- YOUR GOAL
The records must be duplicated exactly, with every picture left out.

- THE DATA
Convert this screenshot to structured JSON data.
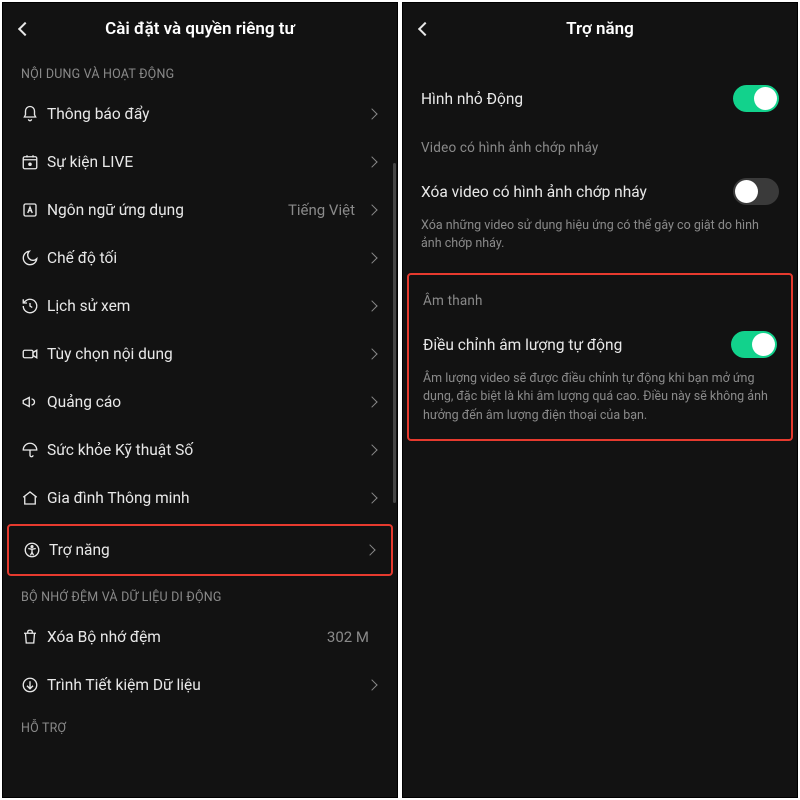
{
  "left": {
    "title": "Cài đặt và quyền riêng tư",
    "section1_header": "NỘI DUNG VÀ HOẠT ĐỘNG",
    "items": [
      {
        "icon": "bell",
        "label": "Thông báo đẩy"
      },
      {
        "icon": "live",
        "label": "Sự kiện LIVE"
      },
      {
        "icon": "lang",
        "label": "Ngôn ngữ ứng dụng",
        "value": "Tiếng Việt"
      },
      {
        "icon": "moon",
        "label": "Chế độ tối"
      },
      {
        "icon": "history",
        "label": "Lịch sử xem"
      },
      {
        "icon": "video",
        "label": "Tùy chọn nội dung"
      },
      {
        "icon": "megaphone",
        "label": "Quảng cáo"
      },
      {
        "icon": "umbrella",
        "label": "Sức khỏe Kỹ thuật Số"
      },
      {
        "icon": "home",
        "label": "Gia đình Thông minh"
      }
    ],
    "highlight_item": {
      "icon": "accessibility",
      "label": "Trợ năng"
    },
    "section2_header": "BỘ NHỚ ĐỆM VÀ DỮ LIỆU DI ĐỘNG",
    "items2": [
      {
        "icon": "trash",
        "label": "Xóa Bộ nhớ đệm",
        "value": "302 M"
      },
      {
        "icon": "datasaver",
        "label": "Trình Tiết kiệm Dữ liệu"
      }
    ],
    "section3_header": "HỖ TRỢ"
  },
  "right": {
    "title": "Trợ năng",
    "animated_thumb": {
      "label": "Hình nhỏ Động",
      "on": true
    },
    "flashing_header": "Video có hình ảnh chớp nháy",
    "flashing_toggle": {
      "label": "Xóa video có hình ảnh chớp nháy",
      "on": false
    },
    "flashing_desc": "Xóa những video sử dụng hiệu ứng có thể gây co giật do hình ảnh chớp nháy.",
    "highlight": {
      "header": "Âm thanh",
      "toggle": {
        "label": "Điều chỉnh âm lượng tự động",
        "on": true
      },
      "desc": "Âm lượng video sẽ được điều chỉnh tự động khi bạn mở ứng dụng, đặc biệt là khi âm lượng quá cao. Điều này sẽ không ảnh hưởng đến âm lượng điện thoại của bạn."
    }
  }
}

- SOLVED PROBLEM
Convert this screenshot to structured JSON data.
{
  "left": {
    "title": "Cài đặt và quyền riêng tư",
    "section1_header": "NỘI DUNG VÀ HOẠT ĐỘNG",
    "items": [
      {
        "icon": "bell",
        "label": "Thông báo đẩy"
      },
      {
        "icon": "live",
        "label": "Sự kiện LIVE"
      },
      {
        "icon": "lang",
        "label": "Ngôn ngữ ứng dụng",
        "value": "Tiếng Việt"
      },
      {
        "icon": "moon",
        "label": "Chế độ tối"
      },
      {
        "icon": "history",
        "label": "Lịch sử xem"
      },
      {
        "icon": "video",
        "label": "Tùy chọn nội dung"
      },
      {
        "icon": "megaphone",
        "label": "Quảng cáo"
      },
      {
        "icon": "umbrella",
        "label": "Sức khỏe Kỹ thuật Số"
      },
      {
        "icon": "home",
        "label": "Gia đình Thông minh"
      }
    ],
    "highlight_item": {
      "icon": "accessibility",
      "label": "Trợ năng"
    },
    "section2_header": "BỘ NHỚ ĐỆM VÀ DỮ LIỆU DI ĐỘNG",
    "items2": [
      {
        "icon": "trash",
        "label": "Xóa Bộ nhớ đệm",
        "value": "302 M"
      },
      {
        "icon": "datasaver",
        "label": "Trình Tiết kiệm Dữ liệu"
      }
    ],
    "section3_header": "HỖ TRỢ"
  },
  "right": {
    "title": "Trợ năng",
    "animated_thumb": {
      "label": "Hình nhỏ Động",
      "on": true
    },
    "flashing_header": "Video có hình ảnh chớp nháy",
    "flashing_toggle": {
      "label": "Xóa video có hình ảnh chớp nháy",
      "on": false
    },
    "flashing_desc": "Xóa những video sử dụng hiệu ứng có thể gây co giật do hình ảnh chớp nháy.",
    "highlight": {
      "header": "Âm thanh",
      "toggle": {
        "label": "Điều chỉnh âm lượng tự động",
        "on": true
      },
      "desc": "Âm lượng video sẽ được điều chỉnh tự động khi bạn mở ứng dụng, đặc biệt là khi âm lượng quá cao. Điều này sẽ không ảnh hưởng đến âm lượng điện thoại của bạn."
    }
  }
}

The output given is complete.